Kunwar Pritam Singh Sandhanwalia tried to bring back the mortal remains of Maharaja Duleep Singh back to Punjab for cremation. For this purpose he contacted the then Chief Minister of Punjab GianiZail Singh but was unsuccessful. Kunwar Pritam Singh died on 20 February 1978. Following his father, Kunwar Beant Singh also wrote petitions to the Queen Elizabeth and Prime Minister Tony Blair, raised public awareness on the topic of Maharaja Duleep Singh and tried to get the mortal remains of Maharaja Duleep Singh back to India. The descendants of Maharaja Duleep Singh have therefore throughout tried that the justice should be given to their family ancestors. Maharaja Duleep Singh who died as a Sikh should be cremated.
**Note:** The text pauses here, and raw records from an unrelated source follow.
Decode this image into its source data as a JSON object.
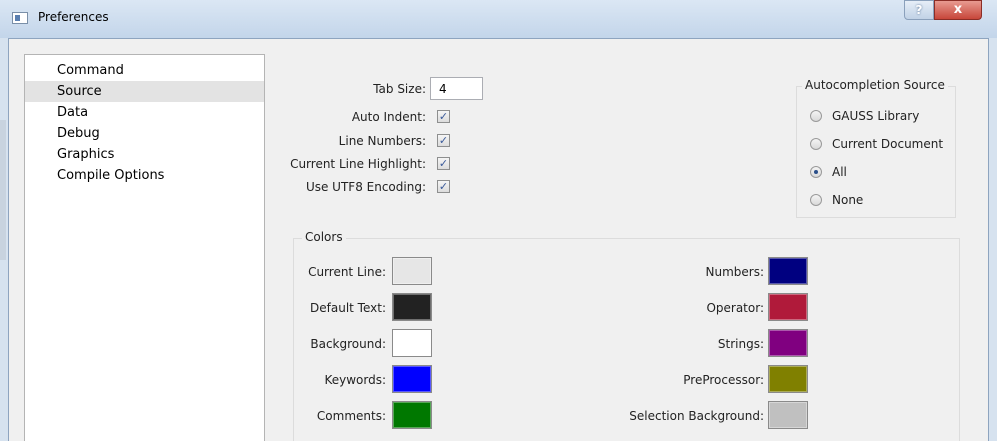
{
  "window": {
    "title": "Preferences",
    "help_label": "?",
    "close_label": "x"
  },
  "sidebar": {
    "items": [
      {
        "label": "Command",
        "selected": false
      },
      {
        "label": "Source",
        "selected": true
      },
      {
        "label": "Data",
        "selected": false
      },
      {
        "label": "Debug",
        "selected": false
      },
      {
        "label": "Graphics",
        "selected": false
      },
      {
        "label": "Compile Options",
        "selected": false
      }
    ]
  },
  "editor": {
    "tab_size_label": "Tab Size:",
    "tab_size_value": "4",
    "checks": [
      {
        "label": "Auto Indent:",
        "checked": true
      },
      {
        "label": "Line Numbers:",
        "checked": true
      },
      {
        "label": "Current Line Highlight:",
        "checked": true
      },
      {
        "label": "Use UTF8 Encoding:",
        "checked": true
      }
    ],
    "check_mark": "✓"
  },
  "autocompletion": {
    "title": "Autocompletion Source",
    "options": [
      {
        "label": "GAUSS Library",
        "selected": false
      },
      {
        "label": "Current Document",
        "selected": false
      },
      {
        "label": "All",
        "selected": true
      },
      {
        "label": "None",
        "selected": false
      }
    ]
  },
  "colors": {
    "title": "Colors",
    "left": [
      {
        "label": "Current Line:",
        "color": "#e6e6e6"
      },
      {
        "label": "Default Text:",
        "color": "#222222"
      },
      {
        "label": "Background:",
        "color": "#ffffff"
      },
      {
        "label": "Keywords:",
        "color": "#0000ff"
      },
      {
        "label": "Comments:",
        "color": "#007800"
      }
    ],
    "right": [
      {
        "label": "Numbers:",
        "color": "#000080"
      },
      {
        "label": "Operator:",
        "color": "#b01a3a"
      },
      {
        "label": "Strings:",
        "color": "#800080"
      },
      {
        "label": "PreProcessor:",
        "color": "#808000"
      },
      {
        "label": "Selection Background:",
        "color": "#c0c0c0"
      }
    ]
  }
}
The family also from time to time has raised their voice that Kohinoor belongs to Punjab and want that as a common shared heritage it should be brought back.
- Letters from India Office Record, British Library, London.
- Princess Sophia, Princess Bamba letters: Sandhanwalia family papers.
- The Maharajah’s Box by Christy Campbell
- Sovereign, Squire and Rebel, Maharajah Duleep Singh by Peter Bance
- The DuleepSinghs, The Photograph Album of Queen Victoria’s Maharajah By Peter Bance
- The Encyclopedia of Sikhism by Dr. Harbans Singh, published by Punjabi University, Patiala.
- History of Freedom Movement in the Punjab, Vol. 3, Maharaja Duleep Singh Correspondence by Dr. Ganda Singh.
- History books: Maharaja Ranjit Singh and post Punjab Annexation period.
- Kunwar Damandeep Singh Sandhawalia